Records drawn from a dataset
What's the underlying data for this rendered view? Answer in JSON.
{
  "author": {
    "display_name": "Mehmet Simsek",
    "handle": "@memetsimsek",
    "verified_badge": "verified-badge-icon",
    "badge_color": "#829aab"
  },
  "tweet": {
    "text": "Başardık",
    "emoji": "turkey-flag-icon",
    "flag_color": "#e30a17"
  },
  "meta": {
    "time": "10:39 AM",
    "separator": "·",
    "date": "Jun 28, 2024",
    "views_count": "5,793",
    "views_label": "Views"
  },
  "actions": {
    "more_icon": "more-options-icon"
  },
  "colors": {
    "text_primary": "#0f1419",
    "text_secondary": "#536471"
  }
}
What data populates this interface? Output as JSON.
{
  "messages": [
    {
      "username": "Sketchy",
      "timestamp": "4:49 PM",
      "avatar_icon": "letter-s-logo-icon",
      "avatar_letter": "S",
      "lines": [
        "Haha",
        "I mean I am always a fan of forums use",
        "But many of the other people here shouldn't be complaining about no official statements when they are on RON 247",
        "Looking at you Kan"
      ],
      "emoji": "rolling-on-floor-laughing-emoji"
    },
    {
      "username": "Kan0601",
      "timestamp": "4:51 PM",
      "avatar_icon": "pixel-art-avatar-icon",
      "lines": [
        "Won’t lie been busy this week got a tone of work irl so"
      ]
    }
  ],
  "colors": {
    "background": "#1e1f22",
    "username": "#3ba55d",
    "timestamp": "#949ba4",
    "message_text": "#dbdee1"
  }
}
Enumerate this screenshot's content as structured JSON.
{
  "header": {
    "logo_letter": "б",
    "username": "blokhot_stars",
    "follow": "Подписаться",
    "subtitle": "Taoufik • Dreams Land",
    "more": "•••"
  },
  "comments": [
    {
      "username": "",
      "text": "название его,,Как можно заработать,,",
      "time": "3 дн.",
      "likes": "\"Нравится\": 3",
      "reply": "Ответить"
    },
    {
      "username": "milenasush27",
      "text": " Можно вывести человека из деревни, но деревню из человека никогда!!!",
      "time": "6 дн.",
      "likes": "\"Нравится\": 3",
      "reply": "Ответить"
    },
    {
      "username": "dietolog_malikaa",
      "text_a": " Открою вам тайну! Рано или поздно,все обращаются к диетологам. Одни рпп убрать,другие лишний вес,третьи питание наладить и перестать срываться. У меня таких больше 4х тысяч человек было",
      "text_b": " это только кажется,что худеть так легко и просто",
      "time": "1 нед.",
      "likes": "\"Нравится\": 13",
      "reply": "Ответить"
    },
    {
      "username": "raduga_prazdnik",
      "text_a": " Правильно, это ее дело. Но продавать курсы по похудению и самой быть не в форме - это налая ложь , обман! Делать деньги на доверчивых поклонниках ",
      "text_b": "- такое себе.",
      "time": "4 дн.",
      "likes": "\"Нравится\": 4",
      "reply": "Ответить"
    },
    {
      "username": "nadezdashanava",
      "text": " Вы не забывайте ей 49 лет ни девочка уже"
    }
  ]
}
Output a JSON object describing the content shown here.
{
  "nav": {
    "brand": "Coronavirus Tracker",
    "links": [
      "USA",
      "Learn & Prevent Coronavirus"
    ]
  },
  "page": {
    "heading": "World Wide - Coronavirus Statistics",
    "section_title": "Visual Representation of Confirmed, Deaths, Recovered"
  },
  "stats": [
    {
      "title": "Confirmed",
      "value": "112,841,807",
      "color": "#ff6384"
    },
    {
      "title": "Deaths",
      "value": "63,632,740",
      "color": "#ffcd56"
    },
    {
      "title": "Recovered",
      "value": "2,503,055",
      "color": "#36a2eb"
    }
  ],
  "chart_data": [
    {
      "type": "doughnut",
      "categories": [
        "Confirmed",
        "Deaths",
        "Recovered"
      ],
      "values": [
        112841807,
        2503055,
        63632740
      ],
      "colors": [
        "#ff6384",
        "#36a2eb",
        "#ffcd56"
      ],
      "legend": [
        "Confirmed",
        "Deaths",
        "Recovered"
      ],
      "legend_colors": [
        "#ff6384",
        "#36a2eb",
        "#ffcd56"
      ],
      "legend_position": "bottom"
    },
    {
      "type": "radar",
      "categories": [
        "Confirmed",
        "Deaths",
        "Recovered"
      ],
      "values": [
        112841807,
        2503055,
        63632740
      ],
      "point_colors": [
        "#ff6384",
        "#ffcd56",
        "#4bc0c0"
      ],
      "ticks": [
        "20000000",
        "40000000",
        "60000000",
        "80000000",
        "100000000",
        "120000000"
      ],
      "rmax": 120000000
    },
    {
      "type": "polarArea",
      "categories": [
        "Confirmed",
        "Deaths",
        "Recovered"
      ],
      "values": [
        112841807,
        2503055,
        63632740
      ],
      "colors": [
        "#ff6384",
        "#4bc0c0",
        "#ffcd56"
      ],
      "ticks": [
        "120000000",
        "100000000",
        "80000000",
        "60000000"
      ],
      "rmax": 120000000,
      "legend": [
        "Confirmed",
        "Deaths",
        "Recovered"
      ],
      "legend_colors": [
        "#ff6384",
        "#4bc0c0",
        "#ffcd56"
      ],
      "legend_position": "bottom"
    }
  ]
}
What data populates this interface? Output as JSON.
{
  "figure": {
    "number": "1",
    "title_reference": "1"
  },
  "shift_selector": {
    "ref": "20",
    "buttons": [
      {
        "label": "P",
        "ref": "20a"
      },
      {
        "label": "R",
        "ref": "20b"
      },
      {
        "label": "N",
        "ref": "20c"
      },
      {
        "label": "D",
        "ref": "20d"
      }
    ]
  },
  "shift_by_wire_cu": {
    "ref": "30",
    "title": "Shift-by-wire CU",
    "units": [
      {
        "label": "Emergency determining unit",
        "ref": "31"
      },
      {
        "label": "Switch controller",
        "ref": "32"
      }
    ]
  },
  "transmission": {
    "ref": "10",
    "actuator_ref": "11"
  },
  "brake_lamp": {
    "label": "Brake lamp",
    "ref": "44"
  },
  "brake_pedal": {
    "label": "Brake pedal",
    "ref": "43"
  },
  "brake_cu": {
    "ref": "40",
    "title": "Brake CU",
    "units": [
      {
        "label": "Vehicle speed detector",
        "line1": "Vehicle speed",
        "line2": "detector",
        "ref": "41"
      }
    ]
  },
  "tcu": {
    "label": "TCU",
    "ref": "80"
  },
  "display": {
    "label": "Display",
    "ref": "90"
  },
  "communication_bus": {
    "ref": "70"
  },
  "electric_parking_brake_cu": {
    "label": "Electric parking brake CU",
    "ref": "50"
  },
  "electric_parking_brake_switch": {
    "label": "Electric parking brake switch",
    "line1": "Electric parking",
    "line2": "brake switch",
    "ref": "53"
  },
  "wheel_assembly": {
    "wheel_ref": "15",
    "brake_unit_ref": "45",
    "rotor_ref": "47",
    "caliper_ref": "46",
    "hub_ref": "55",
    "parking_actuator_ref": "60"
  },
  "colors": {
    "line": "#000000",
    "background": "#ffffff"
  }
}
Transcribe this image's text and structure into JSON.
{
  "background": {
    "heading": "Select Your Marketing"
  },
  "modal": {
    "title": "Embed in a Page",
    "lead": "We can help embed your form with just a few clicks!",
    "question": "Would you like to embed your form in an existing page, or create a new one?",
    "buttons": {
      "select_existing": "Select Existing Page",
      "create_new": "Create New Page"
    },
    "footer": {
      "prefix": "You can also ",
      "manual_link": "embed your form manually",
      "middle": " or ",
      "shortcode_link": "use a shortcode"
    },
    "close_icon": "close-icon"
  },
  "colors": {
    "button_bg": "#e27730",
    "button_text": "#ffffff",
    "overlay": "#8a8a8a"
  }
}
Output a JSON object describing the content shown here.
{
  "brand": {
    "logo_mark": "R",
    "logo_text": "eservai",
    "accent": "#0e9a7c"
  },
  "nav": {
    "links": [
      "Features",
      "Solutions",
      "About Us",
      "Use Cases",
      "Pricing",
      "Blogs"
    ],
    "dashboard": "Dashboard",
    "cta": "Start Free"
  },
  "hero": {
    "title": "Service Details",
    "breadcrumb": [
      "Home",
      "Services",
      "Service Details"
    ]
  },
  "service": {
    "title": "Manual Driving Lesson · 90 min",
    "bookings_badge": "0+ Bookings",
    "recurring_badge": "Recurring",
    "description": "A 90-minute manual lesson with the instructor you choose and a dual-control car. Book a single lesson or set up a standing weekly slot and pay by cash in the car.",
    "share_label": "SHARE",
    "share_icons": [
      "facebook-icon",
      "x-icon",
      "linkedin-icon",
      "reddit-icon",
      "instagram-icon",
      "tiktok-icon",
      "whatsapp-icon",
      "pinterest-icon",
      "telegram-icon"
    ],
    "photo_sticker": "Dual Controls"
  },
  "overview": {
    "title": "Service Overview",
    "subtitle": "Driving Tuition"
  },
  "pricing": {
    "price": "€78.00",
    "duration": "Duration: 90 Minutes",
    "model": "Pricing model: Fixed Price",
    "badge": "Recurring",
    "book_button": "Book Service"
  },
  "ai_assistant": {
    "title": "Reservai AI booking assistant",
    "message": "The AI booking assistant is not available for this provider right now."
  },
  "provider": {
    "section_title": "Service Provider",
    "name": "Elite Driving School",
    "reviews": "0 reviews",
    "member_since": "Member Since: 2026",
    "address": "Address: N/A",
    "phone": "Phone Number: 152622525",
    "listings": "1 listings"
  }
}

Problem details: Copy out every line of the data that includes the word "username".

Answer space:
      "username": "Sketchy",
      "username": "Kan0601",
    "username": "#3ba55d",
    "username": "blokhot_stars",
      "username": "",
      "username": "milenasush27",
      "username": "dietolog_malikaa",
      "username": "raduga_prazdnik",
      "username": "nadezdashanava",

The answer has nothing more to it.